(What needs to be done)
Copy every line below that has the word "Neural" in it.

(Material supplied)
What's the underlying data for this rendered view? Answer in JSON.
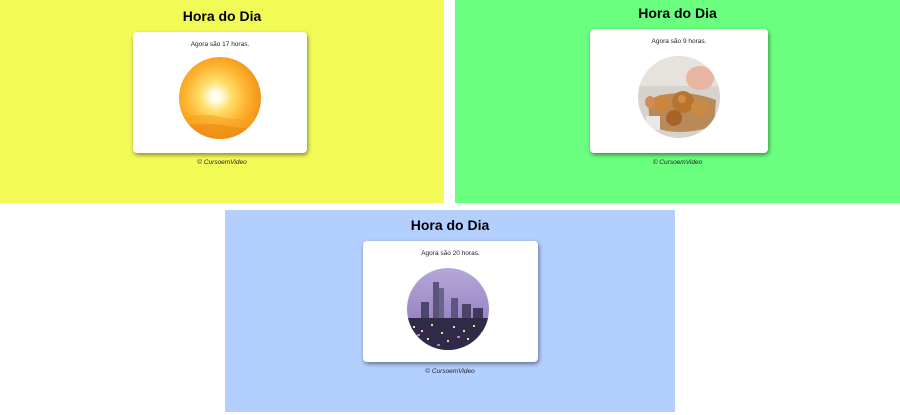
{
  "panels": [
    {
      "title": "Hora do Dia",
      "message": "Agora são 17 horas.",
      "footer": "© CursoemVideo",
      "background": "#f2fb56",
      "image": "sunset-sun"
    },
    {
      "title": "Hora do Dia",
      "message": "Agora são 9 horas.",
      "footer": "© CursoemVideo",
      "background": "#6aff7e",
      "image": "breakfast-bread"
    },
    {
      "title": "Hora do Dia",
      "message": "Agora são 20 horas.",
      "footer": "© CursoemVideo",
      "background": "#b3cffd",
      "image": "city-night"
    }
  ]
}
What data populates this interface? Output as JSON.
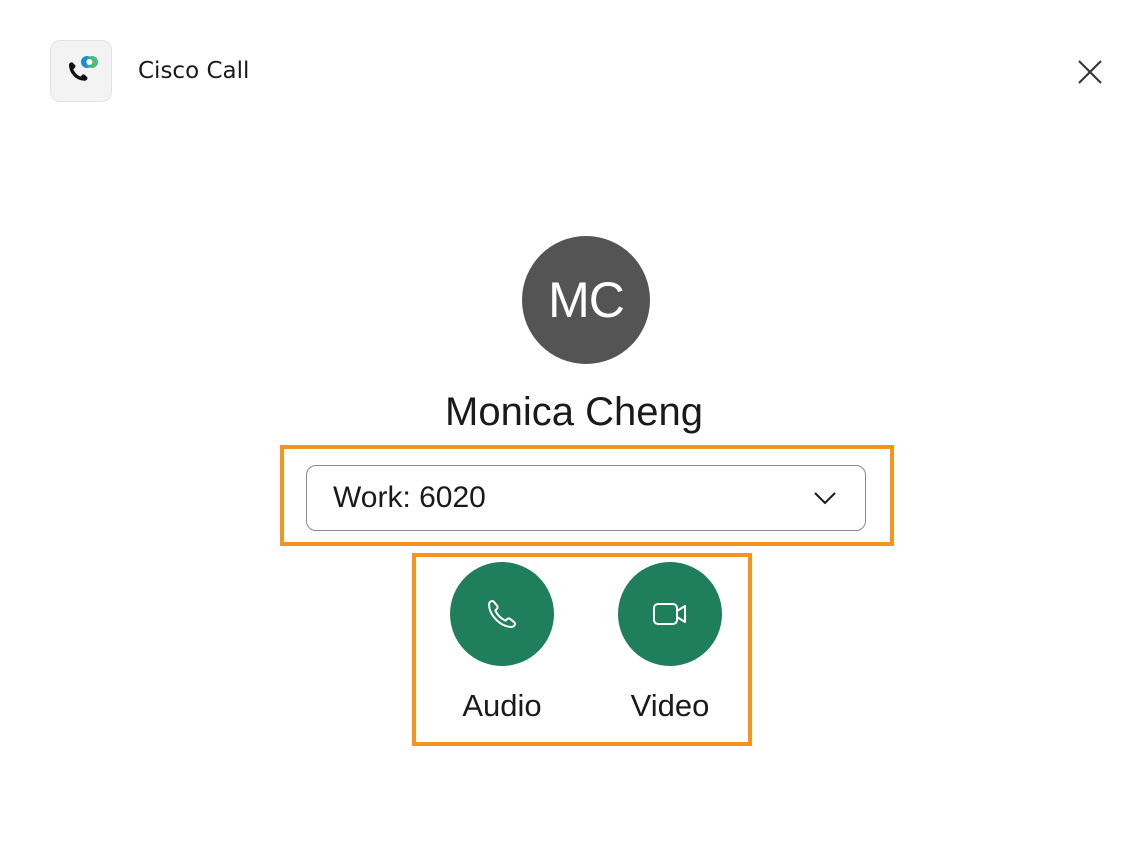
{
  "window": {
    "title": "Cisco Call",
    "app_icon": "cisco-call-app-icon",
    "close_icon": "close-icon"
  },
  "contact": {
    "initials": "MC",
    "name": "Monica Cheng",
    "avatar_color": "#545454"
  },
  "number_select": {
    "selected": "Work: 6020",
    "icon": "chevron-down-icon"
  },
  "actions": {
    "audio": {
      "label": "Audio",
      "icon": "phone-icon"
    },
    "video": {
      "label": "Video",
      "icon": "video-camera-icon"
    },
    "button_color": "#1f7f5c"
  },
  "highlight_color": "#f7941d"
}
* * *
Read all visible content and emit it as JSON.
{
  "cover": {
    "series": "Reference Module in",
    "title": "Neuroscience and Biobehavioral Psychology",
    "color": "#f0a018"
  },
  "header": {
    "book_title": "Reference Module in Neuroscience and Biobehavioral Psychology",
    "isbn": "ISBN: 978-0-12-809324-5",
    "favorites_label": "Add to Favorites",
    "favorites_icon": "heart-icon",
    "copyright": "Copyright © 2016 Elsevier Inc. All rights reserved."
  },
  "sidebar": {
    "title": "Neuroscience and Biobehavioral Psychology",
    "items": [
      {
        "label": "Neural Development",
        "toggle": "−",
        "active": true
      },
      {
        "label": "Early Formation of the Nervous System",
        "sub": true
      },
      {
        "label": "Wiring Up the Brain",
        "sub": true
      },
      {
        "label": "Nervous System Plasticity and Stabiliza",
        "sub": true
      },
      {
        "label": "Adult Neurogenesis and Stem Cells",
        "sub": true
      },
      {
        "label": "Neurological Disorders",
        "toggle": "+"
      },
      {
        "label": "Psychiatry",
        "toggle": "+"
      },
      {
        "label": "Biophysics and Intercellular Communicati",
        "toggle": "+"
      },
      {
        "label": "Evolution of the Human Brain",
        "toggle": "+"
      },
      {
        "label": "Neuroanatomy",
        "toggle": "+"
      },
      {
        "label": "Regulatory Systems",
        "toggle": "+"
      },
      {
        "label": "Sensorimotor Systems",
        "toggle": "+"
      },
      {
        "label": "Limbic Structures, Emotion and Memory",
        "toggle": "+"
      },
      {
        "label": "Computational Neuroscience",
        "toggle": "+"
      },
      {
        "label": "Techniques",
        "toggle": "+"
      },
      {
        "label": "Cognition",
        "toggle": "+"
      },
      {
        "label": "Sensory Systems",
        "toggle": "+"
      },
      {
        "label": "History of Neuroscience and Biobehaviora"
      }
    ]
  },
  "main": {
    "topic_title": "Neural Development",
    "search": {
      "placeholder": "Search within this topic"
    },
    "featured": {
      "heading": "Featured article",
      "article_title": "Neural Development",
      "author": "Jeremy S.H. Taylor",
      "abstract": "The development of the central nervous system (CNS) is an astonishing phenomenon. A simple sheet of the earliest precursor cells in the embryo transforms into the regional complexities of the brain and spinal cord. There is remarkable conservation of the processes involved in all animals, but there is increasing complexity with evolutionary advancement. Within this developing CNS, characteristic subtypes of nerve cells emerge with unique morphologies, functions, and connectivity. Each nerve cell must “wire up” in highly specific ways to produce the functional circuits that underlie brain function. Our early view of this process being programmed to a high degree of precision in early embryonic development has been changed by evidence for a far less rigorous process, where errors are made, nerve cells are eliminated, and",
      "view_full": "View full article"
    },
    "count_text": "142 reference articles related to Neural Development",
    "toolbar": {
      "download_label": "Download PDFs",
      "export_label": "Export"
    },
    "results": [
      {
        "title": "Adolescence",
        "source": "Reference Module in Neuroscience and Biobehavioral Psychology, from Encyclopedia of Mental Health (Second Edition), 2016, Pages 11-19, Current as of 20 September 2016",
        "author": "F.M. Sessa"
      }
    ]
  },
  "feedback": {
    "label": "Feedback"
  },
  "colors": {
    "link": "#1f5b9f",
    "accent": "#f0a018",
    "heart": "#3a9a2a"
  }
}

(Completed task)
        "label": "Neural Development",
    "topic_title": "Neural Development",
      "article_title": "Neural Development",
    "count_text": "142 reference articles related to Neural Development",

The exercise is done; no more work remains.